# TASK BRIEF:
Make an exact copy of each entry, leaving out every picture.

+ + + +

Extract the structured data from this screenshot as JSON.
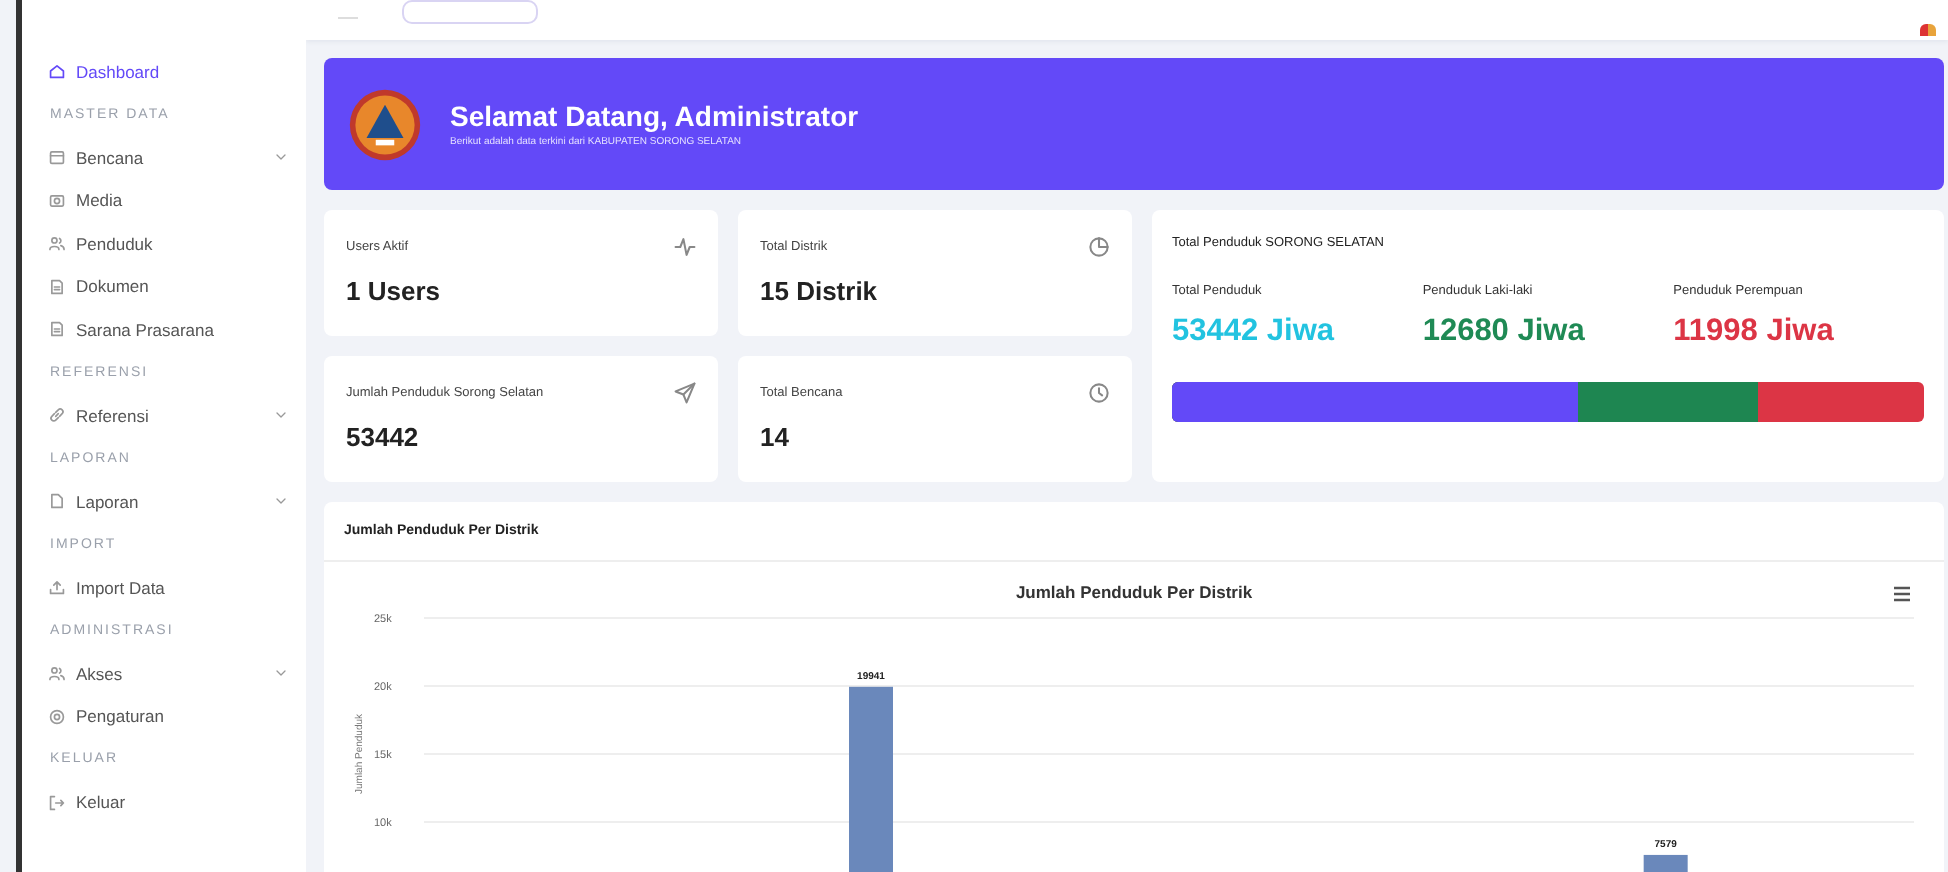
{
  "sidebar": {
    "items": [
      {
        "kind": "link",
        "label": "Dashboard",
        "selected": true
      },
      {
        "kind": "section",
        "label": "MASTER DATA"
      },
      {
        "kind": "link",
        "label": "Bencana",
        "selected": false,
        "expandable": true
      },
      {
        "kind": "link",
        "label": "Media",
        "selected": false
      },
      {
        "kind": "link",
        "label": "Penduduk",
        "selected": false
      },
      {
        "kind": "link",
        "label": "Dokumen",
        "selected": false
      },
      {
        "kind": "link",
        "label": "Sarana Prasarana",
        "selected": false
      },
      {
        "kind": "section",
        "label": "REFERENSI"
      },
      {
        "kind": "link",
        "label": "Referensi",
        "selected": false,
        "expandable": true
      },
      {
        "kind": "section",
        "label": "LAPORAN"
      },
      {
        "kind": "link",
        "label": "Laporan",
        "selected": false,
        "expandable": true
      },
      {
        "kind": "section",
        "label": "IMPORT"
      },
      {
        "kind": "link",
        "label": "Import Data",
        "selected": false
      },
      {
        "kind": "section",
        "label": "ADMINISTRASI"
      },
      {
        "kind": "link",
        "label": "Akses",
        "selected": false,
        "expandable": true
      },
      {
        "kind": "link",
        "label": "Pengaturan",
        "selected": false
      },
      {
        "kind": "section",
        "label": "KELUAR"
      },
      {
        "kind": "link",
        "label": "Keluar",
        "selected": false
      }
    ]
  },
  "banner": {
    "title": "Selamat Datang, Administrator",
    "subtitle": "Berikut adalah data terkini dari KABUPATEN SORONG SELATAN"
  },
  "stat_cards": [
    {
      "label": "Users Aktif",
      "value": "1 Users"
    },
    {
      "label": "Total Distrik",
      "value": "15 Distrik"
    },
    {
      "label": "Jumlah Penduduk Sorong Selatan",
      "value": "53442"
    },
    {
      "label": "Total Bencana",
      "value": "14"
    }
  ],
  "population": {
    "title": "Total Penduduk SORONG SELATAN",
    "stats": [
      {
        "label": "Total Penduduk",
        "value": "53442 Jiwa",
        "color": "#22c3e0"
      },
      {
        "label": "Penduduk Laki-laki",
        "value": "12680 Jiwa",
        "color": "#1f8a55"
      },
      {
        "label": "Penduduk Perempuan",
        "value": "11998 Jiwa",
        "color": "#dc3545"
      }
    ],
    "bar": {
      "color": "#dc3545",
      "segments": [
        {
          "level": 0.54,
          "color": "#6349f8"
        },
        {
          "level": 0.78,
          "color": "#1e8651"
        }
      ]
    }
  },
  "chart_card": {
    "title": "Jumlah Penduduk Per Distrik",
    "chart_data": {
      "type": "bar",
      "title": "Jumlah Penduduk Per Distrik",
      "ylabel": "Jumlah Penduduk",
      "ylim": [
        0,
        25000
      ],
      "grid": true,
      "yticks": [
        {
          "value": 10000,
          "label": "10k"
        },
        {
          "value": 15000,
          "label": "15k"
        },
        {
          "value": 20000,
          "label": "20k"
        },
        {
          "value": 25000,
          "label": "25k"
        }
      ],
      "data_labels": true,
      "series": [
        {
          "color": "#6a88bb",
          "values": [
            null,
            null,
            null,
            null,
            19941,
            null,
            null,
            null,
            null,
            null,
            null,
            null,
            7579,
            null,
            null
          ]
        }
      ]
    }
  }
}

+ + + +

# RESULT:
Extract the structured data from this screenshot as JSON.
{
  "sidebar": {
    "items": [
      {
        "kind": "link",
        "label": "Dashboard",
        "selected": true
      },
      {
        "kind": "section",
        "label": "MASTER DATA"
      },
      {
        "kind": "link",
        "label": "Bencana",
        "selected": false,
        "expandable": true
      },
      {
        "kind": "link",
        "label": "Media",
        "selected": false
      },
      {
        "kind": "link",
        "label": "Penduduk",
        "selected": false
      },
      {
        "kind": "link",
        "label": "Dokumen",
        "selected": false
      },
      {
        "kind": "link",
        "label": "Sarana Prasarana",
        "selected": false
      },
      {
        "kind": "section",
        "label": "REFERENSI"
      },
      {
        "kind": "link",
        "label": "Referensi",
        "selected": false,
        "expandable": true
      },
      {
        "kind": "section",
        "label": "LAPORAN"
      },
      {
        "kind": "link",
        "label": "Laporan",
        "selected": false,
        "expandable": true
      },
      {
        "kind": "section",
        "label": "IMPORT"
      },
      {
        "kind": "link",
        "label": "Import Data",
        "selected": false
      },
      {
        "kind": "section",
        "label": "ADMINISTRASI"
      },
      {
        "kind": "link",
        "label": "Akses",
        "selected": false,
        "expandable": true
      },
      {
        "kind": "link",
        "label": "Pengaturan",
        "selected": false
      },
      {
        "kind": "section",
        "label": "KELUAR"
      },
      {
        "kind": "link",
        "label": "Keluar",
        "selected": false
      }
    ]
  },
  "banner": {
    "title": "Selamat Datang, Administrator",
    "subtitle": "Berikut adalah data terkini dari KABUPATEN SORONG SELATAN"
  },
  "stat_cards": [
    {
      "label": "Users Aktif",
      "value": "1 Users"
    },
    {
      "label": "Total Distrik",
      "value": "15 Distrik"
    },
    {
      "label": "Jumlah Penduduk Sorong Selatan",
      "value": "53442"
    },
    {
      "label": "Total Bencana",
      "value": "14"
    }
  ],
  "population": {
    "title": "Total Penduduk SORONG SELATAN",
    "stats": [
      {
        "label": "Total Penduduk",
        "value": "53442 Jiwa",
        "color": "#22c3e0"
      },
      {
        "label": "Penduduk Laki-laki",
        "value": "12680 Jiwa",
        "color": "#1f8a55"
      },
      {
        "label": "Penduduk Perempuan",
        "value": "11998 Jiwa",
        "color": "#dc3545"
      }
    ],
    "bar": {
      "color": "#dc3545",
      "segments": [
        {
          "level": 0.54,
          "color": "#6349f8"
        },
        {
          "level": 0.78,
          "color": "#1e8651"
        }
      ]
    }
  },
  "chart_card": {
    "title": "Jumlah Penduduk Per Distrik",
    "chart_data": {
      "type": "bar",
      "title": "Jumlah Penduduk Per Distrik",
      "ylabel": "Jumlah Penduduk",
      "ylim": [
        0,
        25000
      ],
      "grid": true,
      "yticks": [
        {
          "value": 10000,
          "label": "10k"
        },
        {
          "value": 15000,
          "label": "15k"
        },
        {
          "value": 20000,
          "label": "20k"
        },
        {
          "value": 25000,
          "label": "25k"
        }
      ],
      "data_labels": true,
      "series": [
        {
          "color": "#6a88bb",
          "values": [
            null,
            null,
            null,
            null,
            19941,
            null,
            null,
            null,
            null,
            null,
            null,
            null,
            7579,
            null,
            null
          ]
        }
      ]
    }
  }
}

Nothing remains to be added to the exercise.